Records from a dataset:
= = = = =

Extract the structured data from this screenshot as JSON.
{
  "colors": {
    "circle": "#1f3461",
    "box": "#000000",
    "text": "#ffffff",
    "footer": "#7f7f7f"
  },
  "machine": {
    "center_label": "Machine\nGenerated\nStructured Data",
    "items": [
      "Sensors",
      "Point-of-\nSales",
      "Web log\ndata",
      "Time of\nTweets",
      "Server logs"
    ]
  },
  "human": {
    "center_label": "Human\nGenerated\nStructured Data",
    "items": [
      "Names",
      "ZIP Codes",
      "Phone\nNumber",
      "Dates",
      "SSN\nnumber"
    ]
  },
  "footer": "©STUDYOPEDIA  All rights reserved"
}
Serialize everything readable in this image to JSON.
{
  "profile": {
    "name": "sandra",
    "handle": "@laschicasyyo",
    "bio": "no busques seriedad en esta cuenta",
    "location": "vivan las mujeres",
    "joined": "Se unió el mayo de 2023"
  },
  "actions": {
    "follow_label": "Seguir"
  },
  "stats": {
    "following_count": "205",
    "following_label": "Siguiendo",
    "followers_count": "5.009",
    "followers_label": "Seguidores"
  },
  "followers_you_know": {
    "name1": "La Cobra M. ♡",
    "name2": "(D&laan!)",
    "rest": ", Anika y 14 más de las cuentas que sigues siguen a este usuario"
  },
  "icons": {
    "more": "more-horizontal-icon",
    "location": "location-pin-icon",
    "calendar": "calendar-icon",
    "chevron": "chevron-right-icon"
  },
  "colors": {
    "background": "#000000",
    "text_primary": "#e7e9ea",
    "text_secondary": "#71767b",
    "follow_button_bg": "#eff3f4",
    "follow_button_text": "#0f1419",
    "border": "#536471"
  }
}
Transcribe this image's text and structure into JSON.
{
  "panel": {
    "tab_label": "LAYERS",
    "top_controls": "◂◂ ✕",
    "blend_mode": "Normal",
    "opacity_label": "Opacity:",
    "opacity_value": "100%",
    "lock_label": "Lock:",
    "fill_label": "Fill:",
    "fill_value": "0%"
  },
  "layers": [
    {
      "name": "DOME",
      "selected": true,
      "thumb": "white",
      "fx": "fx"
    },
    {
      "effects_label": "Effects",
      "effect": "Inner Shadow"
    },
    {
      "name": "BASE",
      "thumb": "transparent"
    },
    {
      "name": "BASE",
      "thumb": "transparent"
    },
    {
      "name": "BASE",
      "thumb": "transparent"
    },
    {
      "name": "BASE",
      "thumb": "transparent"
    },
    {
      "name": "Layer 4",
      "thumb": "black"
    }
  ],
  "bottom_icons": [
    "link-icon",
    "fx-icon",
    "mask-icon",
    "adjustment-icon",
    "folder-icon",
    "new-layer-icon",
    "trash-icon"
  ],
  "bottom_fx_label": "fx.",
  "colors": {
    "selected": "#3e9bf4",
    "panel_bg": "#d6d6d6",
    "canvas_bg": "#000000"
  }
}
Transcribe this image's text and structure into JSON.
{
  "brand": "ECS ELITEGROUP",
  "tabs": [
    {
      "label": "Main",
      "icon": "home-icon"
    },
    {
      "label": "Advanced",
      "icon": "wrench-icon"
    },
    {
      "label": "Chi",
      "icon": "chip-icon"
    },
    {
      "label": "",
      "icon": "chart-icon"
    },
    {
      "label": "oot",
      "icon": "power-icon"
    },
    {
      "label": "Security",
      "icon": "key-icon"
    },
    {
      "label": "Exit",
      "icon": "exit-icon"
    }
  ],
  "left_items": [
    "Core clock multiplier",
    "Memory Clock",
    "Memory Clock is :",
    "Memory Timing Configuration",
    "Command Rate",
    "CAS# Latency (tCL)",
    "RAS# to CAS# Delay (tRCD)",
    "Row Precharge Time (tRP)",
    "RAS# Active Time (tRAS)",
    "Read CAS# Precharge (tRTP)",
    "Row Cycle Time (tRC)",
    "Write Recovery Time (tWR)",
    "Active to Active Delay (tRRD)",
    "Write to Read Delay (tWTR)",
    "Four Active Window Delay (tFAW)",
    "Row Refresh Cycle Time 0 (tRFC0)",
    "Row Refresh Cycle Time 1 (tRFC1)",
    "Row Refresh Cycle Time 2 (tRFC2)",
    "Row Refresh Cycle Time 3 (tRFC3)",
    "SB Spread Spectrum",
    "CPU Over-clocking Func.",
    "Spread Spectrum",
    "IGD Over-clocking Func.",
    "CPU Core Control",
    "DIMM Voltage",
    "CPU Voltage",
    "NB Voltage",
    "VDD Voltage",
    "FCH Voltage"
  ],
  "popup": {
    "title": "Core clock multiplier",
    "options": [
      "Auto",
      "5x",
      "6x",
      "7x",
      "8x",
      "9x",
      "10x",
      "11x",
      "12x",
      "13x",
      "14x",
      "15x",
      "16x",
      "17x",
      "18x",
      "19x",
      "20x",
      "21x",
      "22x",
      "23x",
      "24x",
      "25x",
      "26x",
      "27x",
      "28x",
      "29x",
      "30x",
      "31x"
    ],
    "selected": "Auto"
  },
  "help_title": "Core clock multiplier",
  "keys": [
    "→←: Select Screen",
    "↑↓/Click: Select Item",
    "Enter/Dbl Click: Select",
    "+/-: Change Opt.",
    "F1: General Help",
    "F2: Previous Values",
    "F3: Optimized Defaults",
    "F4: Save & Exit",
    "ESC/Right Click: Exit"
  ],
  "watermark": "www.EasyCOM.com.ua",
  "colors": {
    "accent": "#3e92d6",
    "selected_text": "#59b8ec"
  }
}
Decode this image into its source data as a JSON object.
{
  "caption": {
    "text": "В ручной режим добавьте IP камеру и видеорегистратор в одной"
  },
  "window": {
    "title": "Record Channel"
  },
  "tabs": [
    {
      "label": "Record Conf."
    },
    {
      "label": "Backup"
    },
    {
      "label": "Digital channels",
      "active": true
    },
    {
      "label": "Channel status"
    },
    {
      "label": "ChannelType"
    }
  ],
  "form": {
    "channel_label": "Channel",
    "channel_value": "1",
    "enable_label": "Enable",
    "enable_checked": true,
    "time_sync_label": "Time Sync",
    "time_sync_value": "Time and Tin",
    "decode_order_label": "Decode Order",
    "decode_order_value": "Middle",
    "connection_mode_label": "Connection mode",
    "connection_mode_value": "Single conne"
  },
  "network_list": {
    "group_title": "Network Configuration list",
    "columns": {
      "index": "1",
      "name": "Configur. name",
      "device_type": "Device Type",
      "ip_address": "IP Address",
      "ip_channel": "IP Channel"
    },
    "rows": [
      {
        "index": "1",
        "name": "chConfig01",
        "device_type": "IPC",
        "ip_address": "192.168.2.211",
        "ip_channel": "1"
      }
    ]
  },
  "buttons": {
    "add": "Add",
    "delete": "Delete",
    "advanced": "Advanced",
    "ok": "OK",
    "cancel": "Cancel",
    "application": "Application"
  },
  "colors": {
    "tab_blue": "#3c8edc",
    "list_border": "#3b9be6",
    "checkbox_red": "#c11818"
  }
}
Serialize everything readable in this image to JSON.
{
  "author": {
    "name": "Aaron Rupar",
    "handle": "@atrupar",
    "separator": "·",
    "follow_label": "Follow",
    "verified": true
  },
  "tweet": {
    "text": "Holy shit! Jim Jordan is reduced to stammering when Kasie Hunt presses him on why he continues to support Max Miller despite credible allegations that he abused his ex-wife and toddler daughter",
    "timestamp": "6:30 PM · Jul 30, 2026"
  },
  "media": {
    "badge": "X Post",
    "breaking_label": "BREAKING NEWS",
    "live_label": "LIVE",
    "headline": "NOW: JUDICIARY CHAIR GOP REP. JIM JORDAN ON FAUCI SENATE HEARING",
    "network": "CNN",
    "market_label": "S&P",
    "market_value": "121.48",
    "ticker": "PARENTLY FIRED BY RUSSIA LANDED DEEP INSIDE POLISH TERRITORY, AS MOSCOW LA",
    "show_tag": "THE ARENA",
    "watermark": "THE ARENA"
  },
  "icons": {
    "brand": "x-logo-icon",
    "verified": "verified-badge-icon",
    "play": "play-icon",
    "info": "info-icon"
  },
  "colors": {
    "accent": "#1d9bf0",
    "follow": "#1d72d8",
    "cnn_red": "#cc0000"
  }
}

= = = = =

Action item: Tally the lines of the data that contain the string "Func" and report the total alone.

Finished task: 2